"XML can be many standards in a way, No?


If there are going to be all these devices then I perceive XML as the only way to go because you can have diversity within the standard of XML. A very Rich protocol indeed! So by the time p2p goes mainstream within gadgets and processing is up to par, jXTA should be there to take control. ;-)"


with all due respect, xml being many standards has nothing to do with anything. xml is like agreeing on an alphabet. you can form diverse (or even nonsense) words from the same alphabet, but that does not guarantee that those who agreed to the alphabet will understand the meanings of the words. understanding the meaning of these words is analagous to, as i said earlier, making protocols actionable.


again, xml is not a standard, nor a protocol. it is merely a standard way of specifying standards. since apps built on top of jxta will not have to deal with xml directly and will be leveraging the jxta api, the choice of xml is merely convenience for the jxta development team allowing them to take an off the shelf parser and use that to process messages.

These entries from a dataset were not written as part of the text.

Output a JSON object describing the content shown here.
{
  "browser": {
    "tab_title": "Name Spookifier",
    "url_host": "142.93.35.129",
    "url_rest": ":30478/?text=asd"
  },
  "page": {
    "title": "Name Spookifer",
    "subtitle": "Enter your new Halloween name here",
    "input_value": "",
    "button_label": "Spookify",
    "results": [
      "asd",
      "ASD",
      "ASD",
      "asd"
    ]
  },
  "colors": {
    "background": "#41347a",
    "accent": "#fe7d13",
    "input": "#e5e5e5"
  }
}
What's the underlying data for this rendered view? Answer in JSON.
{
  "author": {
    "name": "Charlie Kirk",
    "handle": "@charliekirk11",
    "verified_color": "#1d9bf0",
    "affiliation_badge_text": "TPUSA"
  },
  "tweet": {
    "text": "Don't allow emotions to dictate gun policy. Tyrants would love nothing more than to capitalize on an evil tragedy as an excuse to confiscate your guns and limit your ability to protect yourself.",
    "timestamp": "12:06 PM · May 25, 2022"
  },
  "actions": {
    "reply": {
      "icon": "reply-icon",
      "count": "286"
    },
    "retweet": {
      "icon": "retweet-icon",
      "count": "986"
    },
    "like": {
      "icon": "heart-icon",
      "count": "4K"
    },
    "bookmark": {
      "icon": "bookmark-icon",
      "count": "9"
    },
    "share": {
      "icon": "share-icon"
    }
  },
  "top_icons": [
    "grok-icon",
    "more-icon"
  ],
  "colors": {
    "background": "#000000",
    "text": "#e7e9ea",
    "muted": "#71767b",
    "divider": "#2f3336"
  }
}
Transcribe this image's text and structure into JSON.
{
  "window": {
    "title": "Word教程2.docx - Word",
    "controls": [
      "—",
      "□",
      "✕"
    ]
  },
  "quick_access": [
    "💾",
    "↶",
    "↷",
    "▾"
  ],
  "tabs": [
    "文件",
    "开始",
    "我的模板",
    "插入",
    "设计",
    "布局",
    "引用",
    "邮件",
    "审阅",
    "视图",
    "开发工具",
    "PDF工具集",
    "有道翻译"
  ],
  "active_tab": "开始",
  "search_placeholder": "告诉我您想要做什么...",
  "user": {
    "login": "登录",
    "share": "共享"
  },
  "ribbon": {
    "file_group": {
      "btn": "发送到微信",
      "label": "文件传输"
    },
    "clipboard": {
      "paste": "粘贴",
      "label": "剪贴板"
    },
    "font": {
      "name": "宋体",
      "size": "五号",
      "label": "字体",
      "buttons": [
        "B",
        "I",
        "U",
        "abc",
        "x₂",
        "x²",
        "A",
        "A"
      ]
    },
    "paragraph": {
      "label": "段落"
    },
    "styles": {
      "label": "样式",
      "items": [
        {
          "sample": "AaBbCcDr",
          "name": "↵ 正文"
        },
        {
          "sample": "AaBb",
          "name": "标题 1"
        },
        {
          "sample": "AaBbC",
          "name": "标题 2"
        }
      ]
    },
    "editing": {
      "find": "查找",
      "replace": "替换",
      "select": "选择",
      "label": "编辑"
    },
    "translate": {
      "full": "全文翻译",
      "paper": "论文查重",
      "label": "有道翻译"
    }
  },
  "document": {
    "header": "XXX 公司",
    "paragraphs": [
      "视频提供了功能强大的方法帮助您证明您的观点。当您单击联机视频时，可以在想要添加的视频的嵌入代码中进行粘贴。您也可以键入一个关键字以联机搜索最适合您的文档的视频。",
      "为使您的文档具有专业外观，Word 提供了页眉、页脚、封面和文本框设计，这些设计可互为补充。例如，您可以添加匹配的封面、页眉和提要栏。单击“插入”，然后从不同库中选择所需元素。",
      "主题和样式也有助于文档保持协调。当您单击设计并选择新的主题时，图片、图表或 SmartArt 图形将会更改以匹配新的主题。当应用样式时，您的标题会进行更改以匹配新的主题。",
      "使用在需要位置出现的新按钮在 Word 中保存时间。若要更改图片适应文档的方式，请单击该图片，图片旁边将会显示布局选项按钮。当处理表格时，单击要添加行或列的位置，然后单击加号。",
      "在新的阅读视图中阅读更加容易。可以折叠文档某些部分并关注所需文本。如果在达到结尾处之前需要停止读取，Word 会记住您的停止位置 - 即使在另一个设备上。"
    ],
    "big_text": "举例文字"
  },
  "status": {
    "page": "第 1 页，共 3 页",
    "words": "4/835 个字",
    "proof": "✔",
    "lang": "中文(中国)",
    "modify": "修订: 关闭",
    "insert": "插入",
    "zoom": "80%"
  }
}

sun is wrong. you don't make a protocol succesful by pushing it forward as a protocol. who cares about a protocol? not even the academics, beyond a certain point. what people care about is an application of the protocol (or any core technology for that matter) that can ONLY be accomplished reasonably well with this new protocol. i.e. a killer application. there is no killer app for jxta such that one couldn't do the exact same thing with a home-brew p2p protocol.


let's not fool ourselves. this is no great technological revolution, and it is not even a very interesting evolution. i am not microsoft lover, but the way they are approaching their messaging platform is much more mature. they want it to be adopted first, through massive dissemination of msn messenger and then hailstorm, finally tying all these "killer" apps which are widely adopted with a unified, underlying messaging platform. first come out with a cool application, then talk about the platform. this is not networks 301. this is th real world.